California Department of Water Resources Action Director Bill Croyle says officials in helicopters overflew the spillway Sunday night to visually inspect it. The dam is located is located in the foothills of the Sierra Nevada mountains northeast of the Sacramento Valley. Heavy rain and snowfall this season prompted the overflow.
Evacuations for at least 188,000 people living below the dam were ordered Sunday after officials warned the emergency spillway was in danger of failing and unleashing uncontrolled flood waters on towns below.
Water levels at the huge dam are continuing to drop and stopping water from spilling over the emergency spillway.
California Department of Water Resources officials say flows into the lake are just under 45,000 cubic feet per second.

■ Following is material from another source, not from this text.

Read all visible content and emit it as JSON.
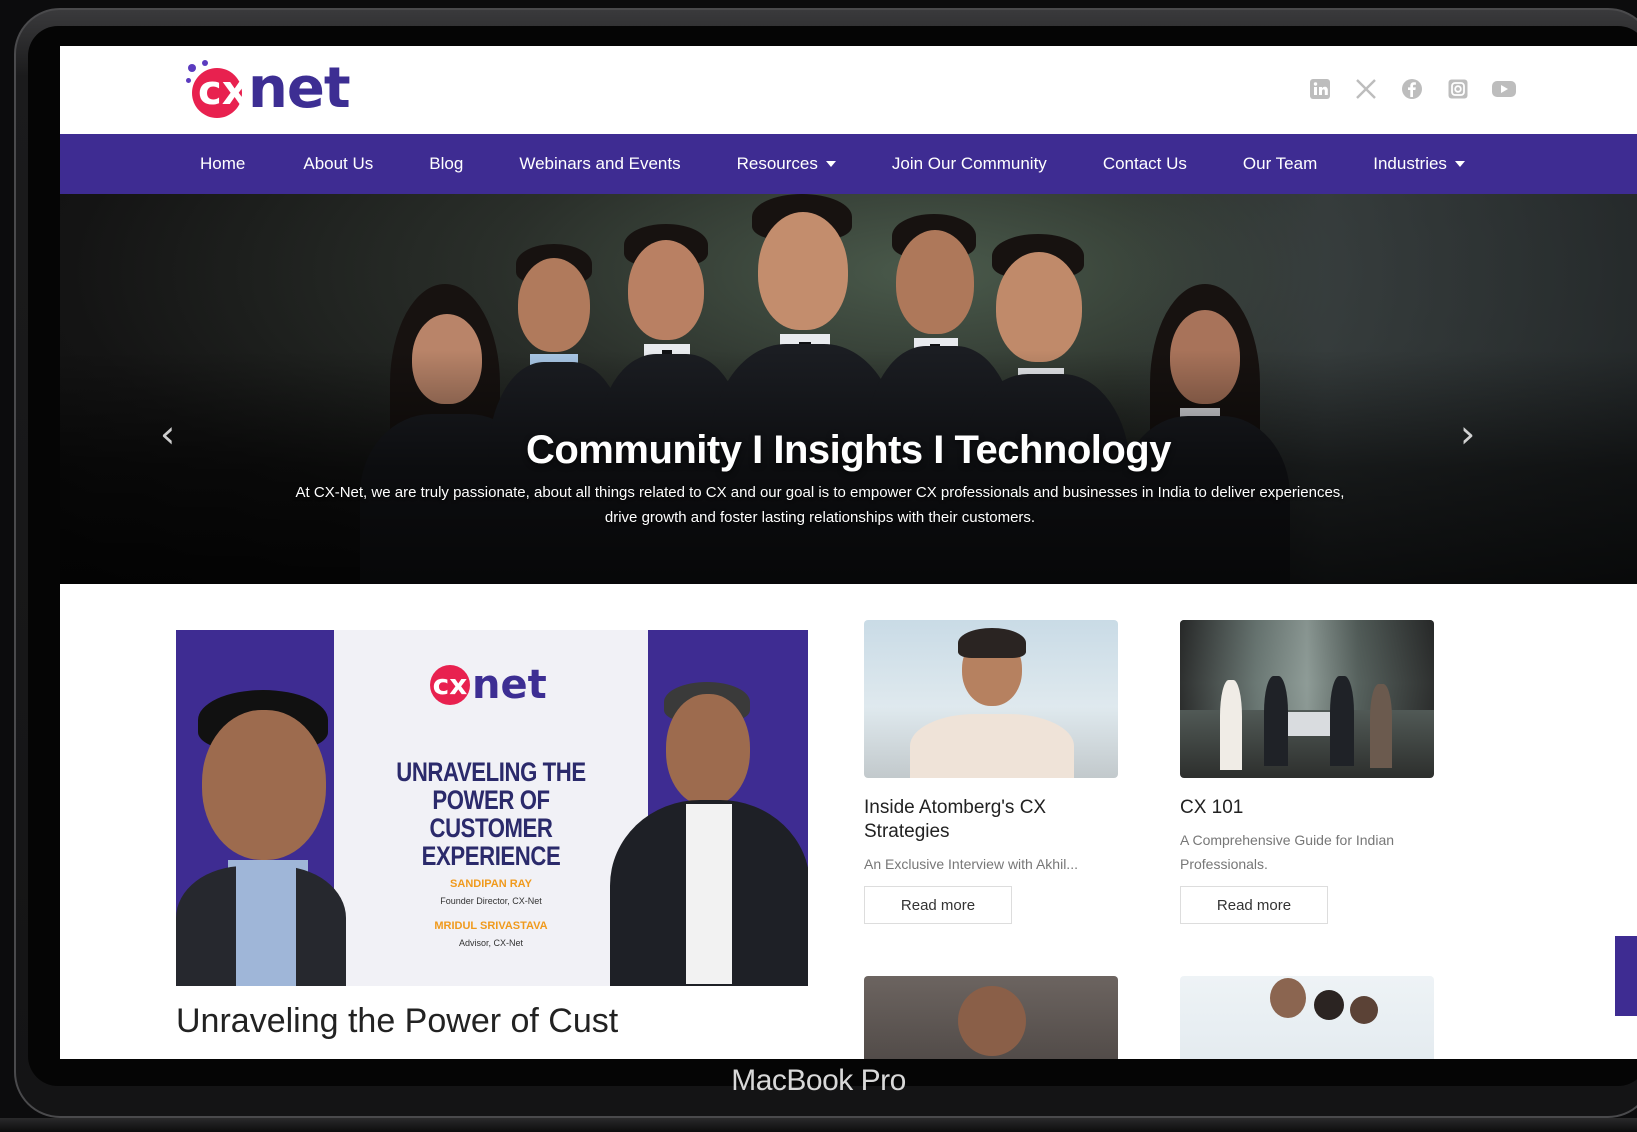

Outflows remain high at nearly 100,000 cubic feet per second.
“Immediate evacuation from the low levels of Oroville and areas downstream is ordered,” the Butte County Sheriff’s Office wrote on Facebook last night.

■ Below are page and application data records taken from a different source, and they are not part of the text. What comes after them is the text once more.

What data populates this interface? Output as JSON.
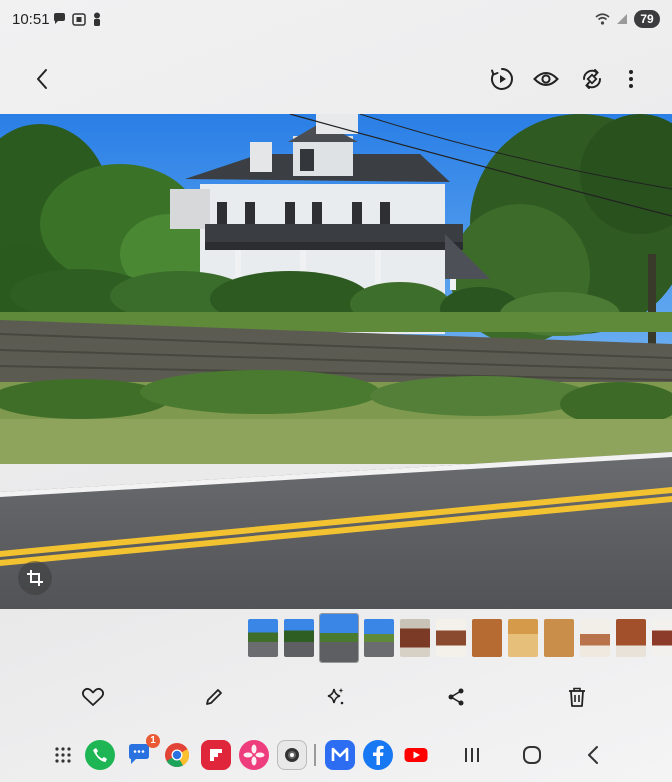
{
  "status_bar": {
    "time": "10:51",
    "battery": "79",
    "left_icons": [
      "chat-bubble-icon",
      "screenshot-icon",
      "person-icon"
    ],
    "right_icons": [
      "wifi-icon",
      "signal-icon",
      "battery-icon"
    ]
  },
  "toolbar": {
    "back_icon": "back-arrow-icon",
    "actions": [
      "motion-photo-icon",
      "eye-icon",
      "rotate-icon",
      "more-icon"
    ]
  },
  "photo": {
    "description_icon": "photo",
    "crop_icon": "crop-icon"
  },
  "thumbnails": {
    "count": 12,
    "active_index": 2
  },
  "action_bar": {
    "items": [
      "heart-icon",
      "pencil-icon",
      "sparkle-icon",
      "share-icon",
      "trash-icon"
    ]
  },
  "taskbar": {
    "apps": [
      "apps-grid-icon",
      "phone-app-icon",
      "messages-app-icon",
      "chrome-app-icon",
      "flipboard-app-icon",
      "gallery-app-icon",
      "camera-app-icon",
      "maps-app-icon",
      "facebook-app-icon",
      "youtube-app-icon"
    ],
    "messages_badge": "1",
    "nav": [
      "recents-icon",
      "home-icon",
      "nav-back-icon"
    ]
  },
  "colors": {
    "sky": "#2f86e8",
    "road": "#5d5f62",
    "yellow_line": "#f2c230",
    "badge": "#ea5a34"
  }
}
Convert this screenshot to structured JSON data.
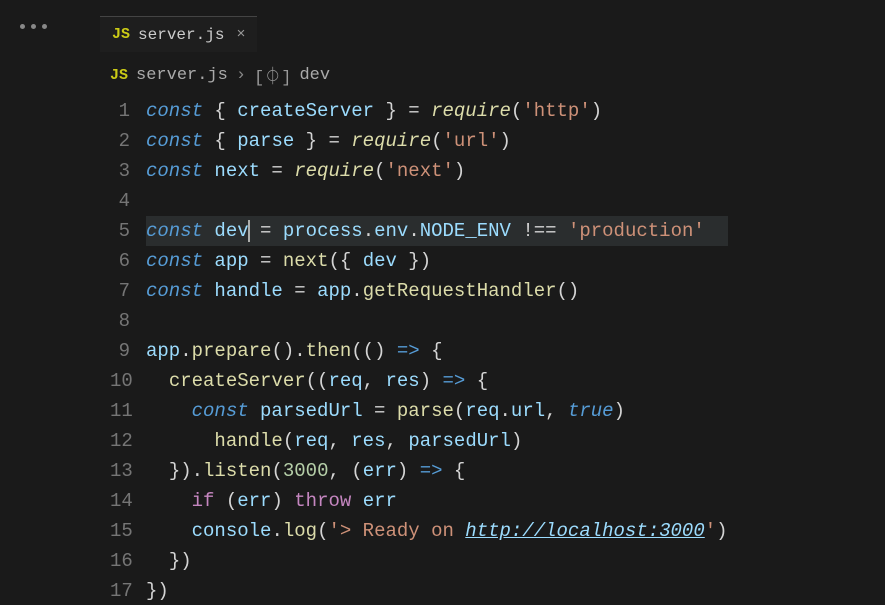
{
  "tab": {
    "icon": "JS",
    "filename": "server.js",
    "close": "×"
  },
  "breadcrumb": {
    "icon": "JS",
    "file": "server.js",
    "chevron": "›",
    "symbolIcon": "[⏀]",
    "symbol": "dev"
  },
  "lineCount": 17,
  "code": {
    "l1": {
      "kw": "const",
      "brace1": " { ",
      "var": "createServer",
      "brace2": " } ",
      "eq": "= ",
      "fn": "require",
      "p1": "(",
      "str": "'http'",
      "p2": ")"
    },
    "l2": {
      "kw": "const",
      "brace1": " { ",
      "var": "parse",
      "brace2": " } ",
      "eq": "= ",
      "fn": "require",
      "p1": "(",
      "str": "'url'",
      "p2": ")"
    },
    "l3": {
      "kw": "const",
      "sp": " ",
      "var": "next",
      "eq": " = ",
      "fn": "require",
      "p1": "(",
      "str": "'next'",
      "p2": ")"
    },
    "l4": "",
    "l5": {
      "kw": "const",
      "sp": " ",
      "var": "dev",
      "eq": " = ",
      "prop1": "process",
      "dot1": ".",
      "prop2": "env",
      "dot2": ".",
      "prop3": "NODE_ENV",
      "op": " !== ",
      "str": "'production'"
    },
    "l6": {
      "kw": "const",
      "sp": " ",
      "var": "app",
      "eq": " = ",
      "fn": "next",
      "p1": "({ ",
      "prop": "dev",
      "p2": " })"
    },
    "l7": {
      "kw": "const",
      "sp": " ",
      "var": "handle",
      "eq": " = ",
      "obj": "app",
      "dot": ".",
      "fn": "getRequestHandler",
      "p": "()"
    },
    "l8": "",
    "l9": {
      "obj": "app",
      "dot1": ".",
      "fn1": "prepare",
      "p1": "()",
      "dot2": ".",
      "fn2": "then",
      "p2": "(()",
      "arrow": " => ",
      "brace": "{"
    },
    "l10": {
      "indent": "  ",
      "fn": "createServer",
      "p1": "((",
      "arg1": "req",
      "c": ", ",
      "arg2": "res",
      "p2": ")",
      "arrow": " => ",
      "brace": "{"
    },
    "l11": {
      "indent": "    ",
      "kw": "const",
      "sp": " ",
      "var": "parsedUrl",
      "eq": " = ",
      "fn": "parse",
      "p1": "(",
      "arg1": "req",
      "dot": ".",
      "prop": "url",
      "c": ", ",
      "bool": "true",
      "p2": ")"
    },
    "l12": {
      "indent": "      ",
      "fn": "handle",
      "p1": "(",
      "arg1": "req",
      "c1": ", ",
      "arg2": "res",
      "c2": ", ",
      "arg3": "parsedUrl",
      "p2": ")"
    },
    "l13": {
      "indent": "  ",
      "p1": "}).",
      "fn": "listen",
      "p2": "(",
      "num": "3000",
      "c": ", ",
      "p3": "(",
      "arg": "err",
      "p4": ")",
      "arrow": " => ",
      "brace": "{"
    },
    "l14": {
      "indent": "    ",
      "kw1": "if",
      "p1": " (",
      "arg": "err",
      "p2": ") ",
      "kw2": "throw",
      "sp": " ",
      "var": "err"
    },
    "l15": {
      "indent": "    ",
      "obj": "console",
      "dot": ".",
      "fn": "log",
      "p1": "(",
      "str1": "'> Ready on ",
      "url": "http://localhost:3000",
      "str2": "'",
      "p2": ")"
    },
    "l16": {
      "indent": "  ",
      "brace": "})"
    },
    "l17": {
      "brace": "})"
    }
  }
}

“Operation of the auxiliary spillway [led] to severe erosion that could lead to a failure of the structure. Failure of the auxiliary spillway structure will result in an uncontrolled release of flood waters from Lake Oroville,” the sheriff’s office said.

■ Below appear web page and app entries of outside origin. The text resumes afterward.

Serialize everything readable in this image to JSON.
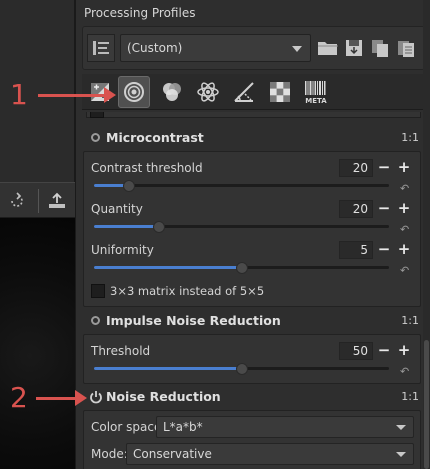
{
  "preview_toolbar": {
    "rotate_icon": "rotate-icon",
    "crop_icon": "crop-icon"
  },
  "profiles": {
    "title": "Processing Profiles",
    "selected": "(Custom)"
  },
  "tabs": [
    {
      "name": "exposure",
      "active": false
    },
    {
      "name": "detail",
      "active": true
    },
    {
      "name": "color",
      "active": false
    },
    {
      "name": "advanced",
      "active": false
    },
    {
      "name": "transform",
      "active": false
    },
    {
      "name": "raw",
      "active": false
    },
    {
      "name": "metadata",
      "label": "META",
      "active": false
    }
  ],
  "microcontrast": {
    "title": "Microcontrast",
    "ratio": "1:1",
    "params": [
      {
        "label": "Contrast threshold",
        "value": "20",
        "fraction": 0.12
      },
      {
        "label": "Quantity",
        "value": "20",
        "fraction": 0.22
      },
      {
        "label": "Uniformity",
        "value": "5",
        "fraction": 0.5
      }
    ],
    "matrix_checkbox_label": "3×3 matrix instead of 5×5"
  },
  "impulse_noise": {
    "title": "Impulse Noise Reduction",
    "ratio": "1:1",
    "threshold_label": "Threshold",
    "threshold_value": "50",
    "fraction": 0.5
  },
  "noise_reduction": {
    "title": "Noise Reduction",
    "ratio": "1:1",
    "color_space_label": "Color space:",
    "color_space_value": "L*a*b*",
    "mode_label": "Mode:",
    "mode_value": "Conservative"
  },
  "annotations": [
    {
      "number": "1"
    },
    {
      "number": "2"
    }
  ],
  "colors": {
    "accent": "#4a7fd0",
    "annotation": "#d9534f"
  }
}
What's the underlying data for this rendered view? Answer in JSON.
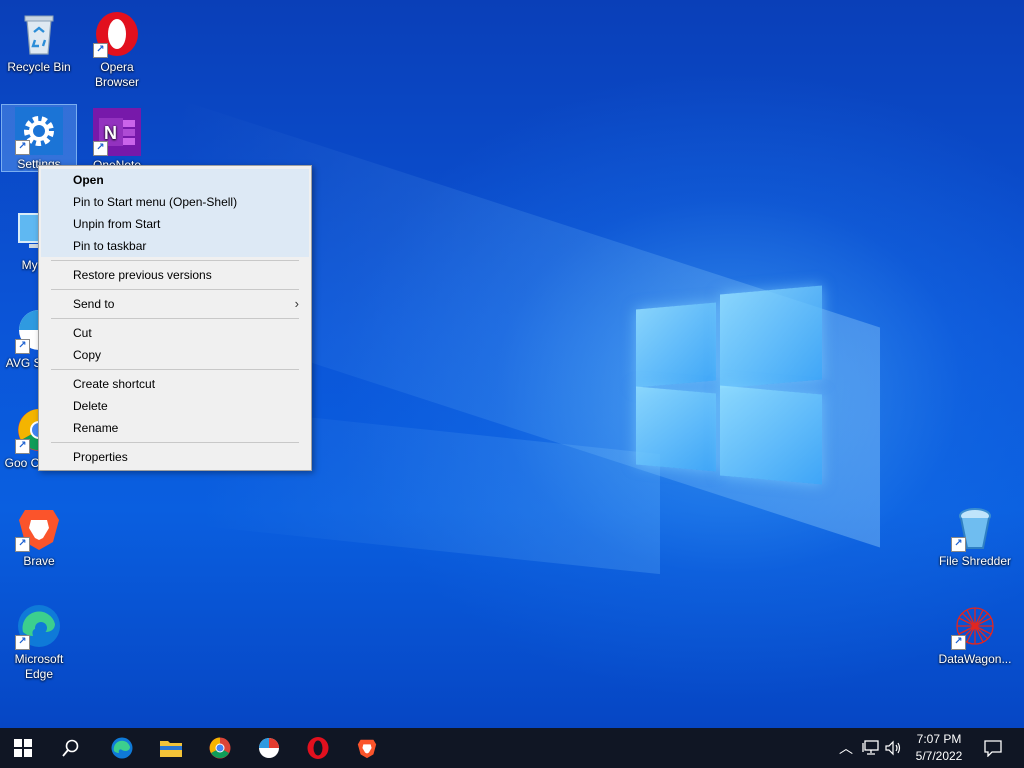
{
  "desktop": {
    "icons": [
      {
        "label": "Recycle Bin"
      },
      {
        "label": "Opera Browser"
      },
      {
        "label": "Settings"
      },
      {
        "label": "OneNote"
      },
      {
        "label": "My Co"
      },
      {
        "label": "AVG S Brow"
      },
      {
        "label": "Goo Chrome"
      },
      {
        "label": "Brave"
      },
      {
        "label": "Microsoft Edge"
      },
      {
        "label": "File Shredder"
      },
      {
        "label": "DataWagon..."
      }
    ]
  },
  "context_menu": {
    "items": [
      {
        "label": "Open"
      },
      {
        "label": "Pin to Start menu (Open-Shell)"
      },
      {
        "label": "Unpin from Start"
      },
      {
        "label": "Pin to taskbar"
      },
      {
        "label": "Restore previous versions"
      },
      {
        "label": "Send to"
      },
      {
        "label": "Cut"
      },
      {
        "label": "Copy"
      },
      {
        "label": "Create shortcut"
      },
      {
        "label": "Delete"
      },
      {
        "label": "Rename"
      },
      {
        "label": "Properties"
      }
    ]
  },
  "taskbar": {
    "time": "7:07 PM",
    "date": "5/7/2022"
  },
  "colors": {
    "accent": "#0a5fe0",
    "taskbar": "#101624",
    "menu_bg": "#f0f0f0",
    "menu_highlight": "#dde9f5"
  }
}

Officials ordered the evacuation because possible failure of the emergency spillway could send a 30-foot wall of water into communities.
State Fire and Rescue Chief Kim Zagaris says at least 250 California law enforcement officers are in the area of the dam and evacuation routes to manage the exodus of residents and ensure evacuated towns don’t face looting or other criminal activity.
Meanwhile, a California National Guard official says they will provide eight helicopters to assist with emergency spillway reconstruction at the nation’s tallest dam located about 150 miles northeast of San Francisco.
Adjunct General David S. Baldwin said at a news conference late Sunday that the helicopters will also be available for search and rescue Monday near the Oroville Dam.
He added that the California National Guard put out a notification to all 23,000 soldiers and airmen to be ready to deploy if needed.
Baldwin says the last time an alert like Sunday’s was issued for the entire California National Guard was the 1992 riots.
AP contributed to this report.